    27. 27. Step Six: Monitor, Review, ReviseQAPP plan may include:• Streamgaging – water depth and volume• Phenological and composition changes, esp. avian• Tree species survival rates• Weather station(s)/Climate Information – Anemometer helps identify potential seiche events – Measured air and precipitation temperatures provide a daily (weather) and yearly, long-term (climate) record, can inform NWS Cleveland – Build relationship with Ohio state climatologist Review and revise with future vulnerability assessments, as climate and ecosystem models improve
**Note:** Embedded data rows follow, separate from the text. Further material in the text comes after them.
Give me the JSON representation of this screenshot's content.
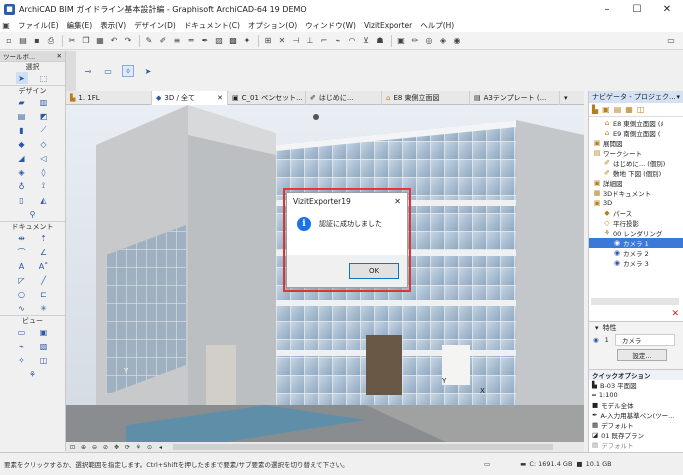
{
  "window": {
    "title": "ArchiCAD BIM ガイドライン基本設計編 - Graphisoft ArchiCAD-64 19 DEMO",
    "minimize": "–",
    "maximize": "☐",
    "close": "✕"
  },
  "menu": [
    "ファイル(E)",
    "編集(E)",
    "表示(V)",
    "デザイン(D)",
    "ドキュメント(C)",
    "オプション(O)",
    "ウィンドウ(W)",
    "VizitExporter",
    "ヘルプ(H)"
  ],
  "toolbox": {
    "title": "ツールボ...",
    "select_label": "選択",
    "design_label": "デザイン",
    "document_label": "ドキュメント",
    "view_label": "ビュー"
  },
  "tabs": [
    {
      "label": "1. 1FL"
    },
    {
      "label": "3D / 全て"
    },
    {
      "label": "C_01 ペンセット..."
    },
    {
      "label": "はじめに..."
    },
    {
      "label": "E8 東側立面図"
    },
    {
      "label": "A3テンプレート (..."
    }
  ],
  "navigator": {
    "title": "ナビゲータ - プロジェク...",
    "items": [
      {
        "label": "E8 東側立面図 (ﾒ"
      },
      {
        "label": "E9 南側立面図 ("
      },
      {
        "label": "展開図"
      },
      {
        "label": "ワークシート"
      },
      {
        "label": "はじめに... (個別)"
      },
      {
        "label": "敷地 下図 (個別)"
      },
      {
        "label": "詳細図"
      },
      {
        "label": "3Dドキュメント"
      },
      {
        "label": "3D"
      },
      {
        "label": "パース"
      },
      {
        "label": "平行投影"
      },
      {
        "label": "00 レンダリング"
      },
      {
        "label": "カメラ 1"
      },
      {
        "label": "カメラ 2"
      },
      {
        "label": "カメラ 3"
      }
    ]
  },
  "properties": {
    "title": "特性",
    "id": "1",
    "name": "カメラ",
    "settings_button": "設定..."
  },
  "quick_options": {
    "title": "クイックオプション",
    "items": [
      "B-03 平面図",
      "1:100",
      "モデル全体",
      "A-入力用基準ペン(ツー...",
      "デフォルト",
      "01 既存プラン",
      "デフォルト"
    ]
  },
  "status": {
    "hint": "要素をクリックするか、選択範囲を指定します。Ctrl+Shiftを押したままで要素/サブ要素の選択を切り替えて下さい。",
    "disk": "C: 1691.4 GB",
    "memory": "10.1 GB"
  },
  "dialog": {
    "title": "VizitExporter19",
    "message": "認証に成功しました",
    "ok_label": "OK",
    "close": "✕",
    "highlight_color": "#e53935"
  },
  "viewport": {
    "axis_labels": [
      "Y",
      "Y",
      "X"
    ]
  }
}
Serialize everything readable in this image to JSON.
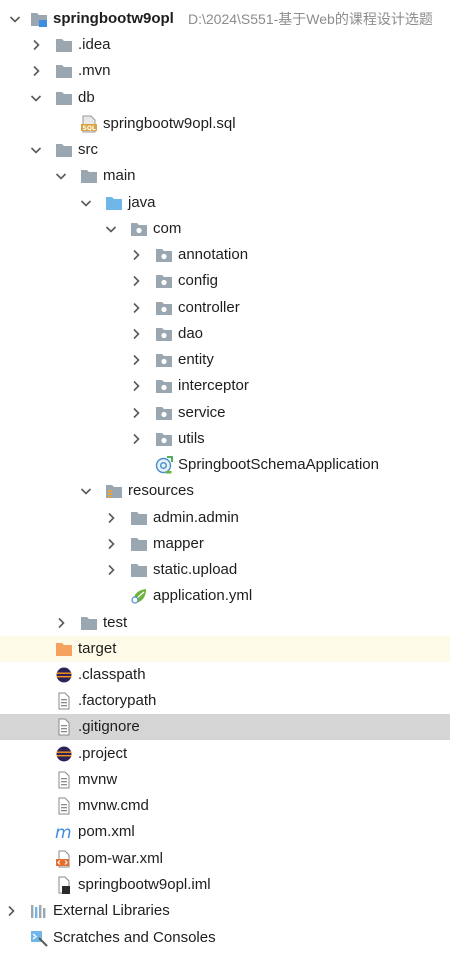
{
  "project": {
    "name": "springbootw9opl",
    "path": "D:\\2024\\S551-基于Web的课程设计选题"
  },
  "tree": {
    "idea": ".idea",
    "mvn": ".mvn",
    "db": "db",
    "db_sql": "springbootw9opl.sql",
    "src": "src",
    "main": "main",
    "java": "java",
    "com": "com",
    "annotation": "annotation",
    "config": "config",
    "controller": "controller",
    "dao": "dao",
    "entity": "entity",
    "interceptor": "interceptor",
    "service": "service",
    "utils": "utils",
    "app_class": "SpringbootSchemaApplication",
    "resources": "resources",
    "admin": "admin.admin",
    "mapper": "mapper",
    "static_upload": "static.upload",
    "app_yml": "application.yml",
    "test": "test",
    "target": "target",
    "classpath": ".classpath",
    "factorypath": ".factorypath",
    "gitignore": ".gitignore",
    "project_file": ".project",
    "mvnw": "mvnw",
    "mvnw_cmd": "mvnw.cmd",
    "pom": "pom.xml",
    "pom_war": "pom-war.xml",
    "iml": "springbootw9opl.iml",
    "external_libraries": "External Libraries",
    "scratches": "Scratches and Consoles"
  },
  "colors": {
    "selected_row": "#d5d5d5",
    "excluded_row": "#fdfbe8",
    "folder_gray": "#9aa7b0",
    "source_folder_blue": "#6fb7e8",
    "excluded_folder_orange": "#f4a35f",
    "module_blue": "#3d8ede"
  }
}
    28. 28. Testing Guidance On-The-Ground & Getting Results 1250 linear feet of fish habitat, $350,000 in GLRI
    29. 29. Upcoming Updates include: monitoring section, plant selection, and case studies
    30. 30. Thank you! Melinda Koslow, Regional Program Manager
    31. 31. How to find what you’re looking for? Online Climate Change ResourcesLed by Celia Haven,
    32. 32. Online Climate Change Resources• Modeled Impacts/Vulnerabilities• News and Blogs• Case Studies and Knowledge Sharing• Historical Climate Info• Future Climate Change Scenarios
    33. 33. Online Climate Change Resources• CanVis: –• U.S. Forest Service Climate Change Tree Atlas: –
    34. 34. West Grand BoulevardCollaborative
    35. 35. Considering Climate isn’t new work to be done, it is a new way of working1. Think about how your work could be impacted by the effects of climate change2. Assess the information you have3. Brainstorm how you can incorporate climate adaptation activities based on what you know about climate change4. Start taking action, monitor your effectiveness, and talk with others to ensure your work will provide the desired impact
    36. 36. Jill Ryan, Executive Director 231.348.8200 View our Climate RFP at: Thank you Kresge Foundation for yoursupport and EcoAdapt for your expertise!